TASK:
The records that follow are to be repeated exactly, with no pictures carried over.

Dataset rows describing interfaces:
· · · · ·
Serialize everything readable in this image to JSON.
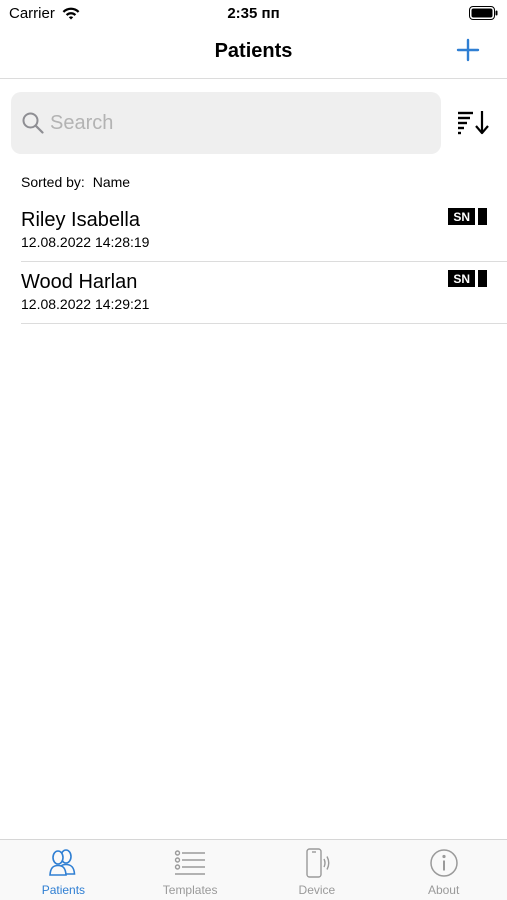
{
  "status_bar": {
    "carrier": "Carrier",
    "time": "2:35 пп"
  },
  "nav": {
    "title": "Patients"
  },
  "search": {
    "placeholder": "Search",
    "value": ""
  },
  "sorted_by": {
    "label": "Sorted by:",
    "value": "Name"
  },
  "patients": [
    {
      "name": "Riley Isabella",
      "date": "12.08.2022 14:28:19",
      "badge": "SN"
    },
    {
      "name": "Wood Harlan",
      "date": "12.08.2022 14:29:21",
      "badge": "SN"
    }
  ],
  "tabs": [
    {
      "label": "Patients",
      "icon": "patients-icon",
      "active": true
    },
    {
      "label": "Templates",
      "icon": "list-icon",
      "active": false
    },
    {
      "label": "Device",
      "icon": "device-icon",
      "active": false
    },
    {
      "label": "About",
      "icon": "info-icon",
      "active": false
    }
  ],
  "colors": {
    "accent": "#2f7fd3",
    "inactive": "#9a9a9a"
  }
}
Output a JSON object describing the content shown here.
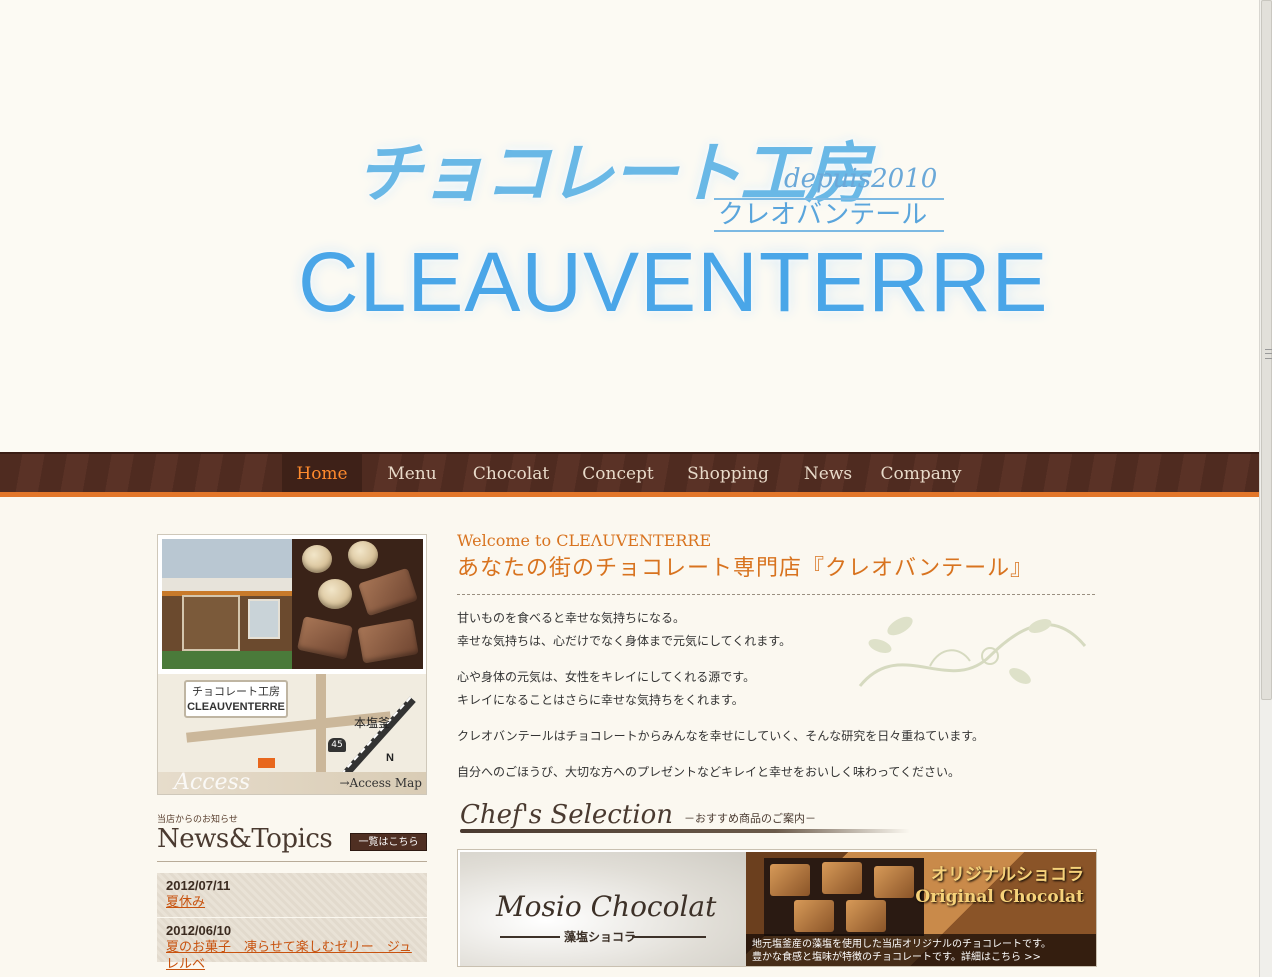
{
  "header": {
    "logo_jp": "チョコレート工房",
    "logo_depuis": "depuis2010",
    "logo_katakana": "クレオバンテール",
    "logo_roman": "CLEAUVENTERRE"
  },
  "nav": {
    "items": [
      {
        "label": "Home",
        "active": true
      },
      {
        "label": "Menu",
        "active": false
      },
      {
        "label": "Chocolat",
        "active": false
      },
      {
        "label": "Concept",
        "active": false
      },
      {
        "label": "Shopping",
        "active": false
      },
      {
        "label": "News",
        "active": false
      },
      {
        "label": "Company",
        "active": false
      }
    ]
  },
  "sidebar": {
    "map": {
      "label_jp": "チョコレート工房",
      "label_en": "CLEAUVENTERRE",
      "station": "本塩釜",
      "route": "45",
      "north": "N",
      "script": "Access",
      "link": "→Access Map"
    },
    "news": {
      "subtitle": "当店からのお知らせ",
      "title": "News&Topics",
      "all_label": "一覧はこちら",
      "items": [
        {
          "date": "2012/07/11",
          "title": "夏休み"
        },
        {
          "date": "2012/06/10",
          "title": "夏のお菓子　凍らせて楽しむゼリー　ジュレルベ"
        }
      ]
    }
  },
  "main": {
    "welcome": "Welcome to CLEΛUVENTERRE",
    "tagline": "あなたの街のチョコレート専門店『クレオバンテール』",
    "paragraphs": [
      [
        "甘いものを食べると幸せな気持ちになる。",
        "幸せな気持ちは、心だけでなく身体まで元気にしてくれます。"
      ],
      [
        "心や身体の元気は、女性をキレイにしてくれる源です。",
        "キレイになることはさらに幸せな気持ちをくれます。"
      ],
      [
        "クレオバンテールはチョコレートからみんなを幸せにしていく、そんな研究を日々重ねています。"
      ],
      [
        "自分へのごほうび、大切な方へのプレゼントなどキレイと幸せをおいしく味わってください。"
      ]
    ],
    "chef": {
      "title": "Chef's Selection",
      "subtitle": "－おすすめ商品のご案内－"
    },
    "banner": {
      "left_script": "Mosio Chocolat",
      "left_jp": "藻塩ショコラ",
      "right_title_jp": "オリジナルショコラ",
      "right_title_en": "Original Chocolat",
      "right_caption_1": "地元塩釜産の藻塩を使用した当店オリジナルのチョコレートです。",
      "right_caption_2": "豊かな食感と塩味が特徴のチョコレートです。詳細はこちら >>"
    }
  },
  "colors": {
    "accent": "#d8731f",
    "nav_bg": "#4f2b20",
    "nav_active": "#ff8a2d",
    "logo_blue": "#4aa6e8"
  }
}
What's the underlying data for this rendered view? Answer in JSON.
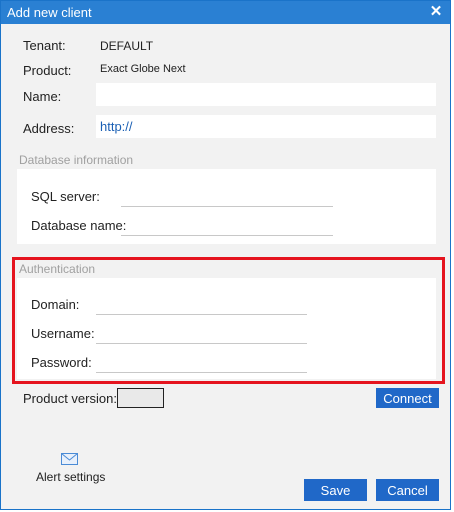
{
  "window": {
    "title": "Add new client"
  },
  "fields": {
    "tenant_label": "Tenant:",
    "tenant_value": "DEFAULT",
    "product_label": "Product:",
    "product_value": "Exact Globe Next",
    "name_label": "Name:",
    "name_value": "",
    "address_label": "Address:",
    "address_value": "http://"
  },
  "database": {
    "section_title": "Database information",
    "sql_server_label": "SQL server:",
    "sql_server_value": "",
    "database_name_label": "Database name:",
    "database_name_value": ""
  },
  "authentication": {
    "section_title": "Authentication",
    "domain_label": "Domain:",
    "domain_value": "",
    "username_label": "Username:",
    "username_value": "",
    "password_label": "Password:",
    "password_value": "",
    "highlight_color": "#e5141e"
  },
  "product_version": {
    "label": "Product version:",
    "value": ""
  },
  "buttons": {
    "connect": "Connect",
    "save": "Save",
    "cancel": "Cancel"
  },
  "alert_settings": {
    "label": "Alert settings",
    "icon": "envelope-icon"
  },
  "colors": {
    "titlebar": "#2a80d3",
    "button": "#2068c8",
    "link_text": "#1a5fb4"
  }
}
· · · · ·
OUTPUT FOR THIS TASK:
Serialize everything readable in this image to JSON.
{
  "status_bar": {
    "carrier": "Carrier",
    "time": "2:35 пп"
  },
  "nav": {
    "title": "Patients"
  },
  "search": {
    "placeholder": "Search",
    "value": ""
  },
  "sorted_by": {
    "label": "Sorted by:",
    "value": "Name"
  },
  "patients": [
    {
      "name": "Riley Isabella",
      "date": "12.08.2022 14:28:19",
      "badge": "SN"
    },
    {
      "name": "Wood Harlan",
      "date": "12.08.2022 14:29:21",
      "badge": "SN"
    }
  ],
  "tabs": [
    {
      "label": "Patients",
      "icon": "patients-icon",
      "active": true
    },
    {
      "label": "Templates",
      "icon": "list-icon",
      "active": false
    },
    {
      "label": "Device",
      "icon": "device-icon",
      "active": false
    },
    {
      "label": "About",
      "icon": "info-icon",
      "active": false
    }
  ],
  "colors": {
    "accent": "#2f7fd3",
    "inactive": "#9a9a9a"
  }
}
Output a JSON object describing the content shown here.
{
  "header": {
    "logo_jp": "チョコレート工房",
    "logo_depuis": "depuis2010",
    "logo_katakana": "クレオバンテール",
    "logo_roman": "CLEAUVENTERRE"
  },
  "nav": {
    "items": [
      {
        "label": "Home",
        "active": true
      },
      {
        "label": "Menu",
        "active": false
      },
      {
        "label": "Chocolat",
        "active": false
      },
      {
        "label": "Concept",
        "active": false
      },
      {
        "label": "Shopping",
        "active": false
      },
      {
        "label": "News",
        "active": false
      },
      {
        "label": "Company",
        "active": false
      }
    ]
  },
  "sidebar": {
    "map": {
      "label_jp": "チョコレート工房",
      "label_en": "CLEAUVENTERRE",
      "station": "本塩釜",
      "route": "45",
      "north": "N",
      "script": "Access",
      "link": "→Access Map"
    },
    "news": {
      "subtitle": "当店からのお知らせ",
      "title": "News&Topics",
      "all_label": "一覧はこちら",
      "items": [
        {
          "date": "2012/07/11",
          "title": "夏休み"
        },
        {
          "date": "2012/06/10",
          "title": "夏のお菓子　凍らせて楽しむゼリー　ジュレルベ"
        }
      ]
    }
  },
  "main": {
    "welcome": "Welcome to CLEΛUVENTERRE",
    "tagline": "あなたの街のチョコレート専門店『クレオバンテール』",
    "paragraphs": [
      [
        "甘いものを食べると幸せな気持ちになる。",
        "幸せな気持ちは、心だけでなく身体まで元気にしてくれます。"
      ],
      [
        "心や身体の元気は、女性をキレイにしてくれる源です。",
        "キレイになることはさらに幸せな気持ちをくれます。"
      ],
      [
        "クレオバンテールはチョコレートからみんなを幸せにしていく、そんな研究を日々重ねています。"
      ],
      [
        "自分へのごほうび、大切な方へのプレゼントなどキレイと幸せをおいしく味わってください。"
      ]
    ],
    "chef": {
      "title": "Chef's Selection",
      "subtitle": "－おすすめ商品のご案内－"
    },
    "banner": {
      "left_script": "Mosio Chocolat",
      "left_jp": "藻塩ショコラ",
      "right_title_jp": "オリジナルショコラ",
      "right_title_en": "Original Chocolat",
      "right_caption_1": "地元塩釜産の藻塩を使用した当店オリジナルのチョコレートです。",
      "right_caption_2": "豊かな食感と塩味が特徴のチョコレートです。詳細はこちら >>"
    }
  },
  "colors": {
    "accent": "#d8731f",
    "nav_bg": "#4f2b20",
    "nav_active": "#ff8a2d",
    "logo_blue": "#4aa6e8"
  }
}
What's the underlying data for this rendered view? Answer in JSON.
{
  "window": {
    "title": "Add new client"
  },
  "fields": {
    "tenant_label": "Tenant:",
    "tenant_value": "DEFAULT",
    "product_label": "Product:",
    "product_value": "Exact Globe Next",
    "name_label": "Name:",
    "name_value": "",
    "address_label": "Address:",
    "address_value": "http://"
  },
  "database": {
    "section_title": "Database information",
    "sql_server_label": "SQL server:",
    "sql_server_value": "",
    "database_name_label": "Database name:",
    "database_name_value": ""
  },
  "authentication": {
    "section_title": "Authentication",
    "domain_label": "Domain:",
    "domain_value": "",
    "username_label": "Username:",
    "username_value": "",
    "password_label": "Password:",
    "password_value": "",
    "highlight_color": "#e5141e"
  },
  "product_version": {
    "label": "Product version:",
    "value": ""
  },
  "buttons": {
    "connect": "Connect",
    "save": "Save",
    "cancel": "Cancel"
  },
  "alert_settings": {
    "label": "Alert settings",
    "icon": "envelope-icon"
  },
  "colors": {
    "titlebar": "#2a80d3",
    "button": "#2068c8",
    "link_text": "#1a5fb4"
  }
}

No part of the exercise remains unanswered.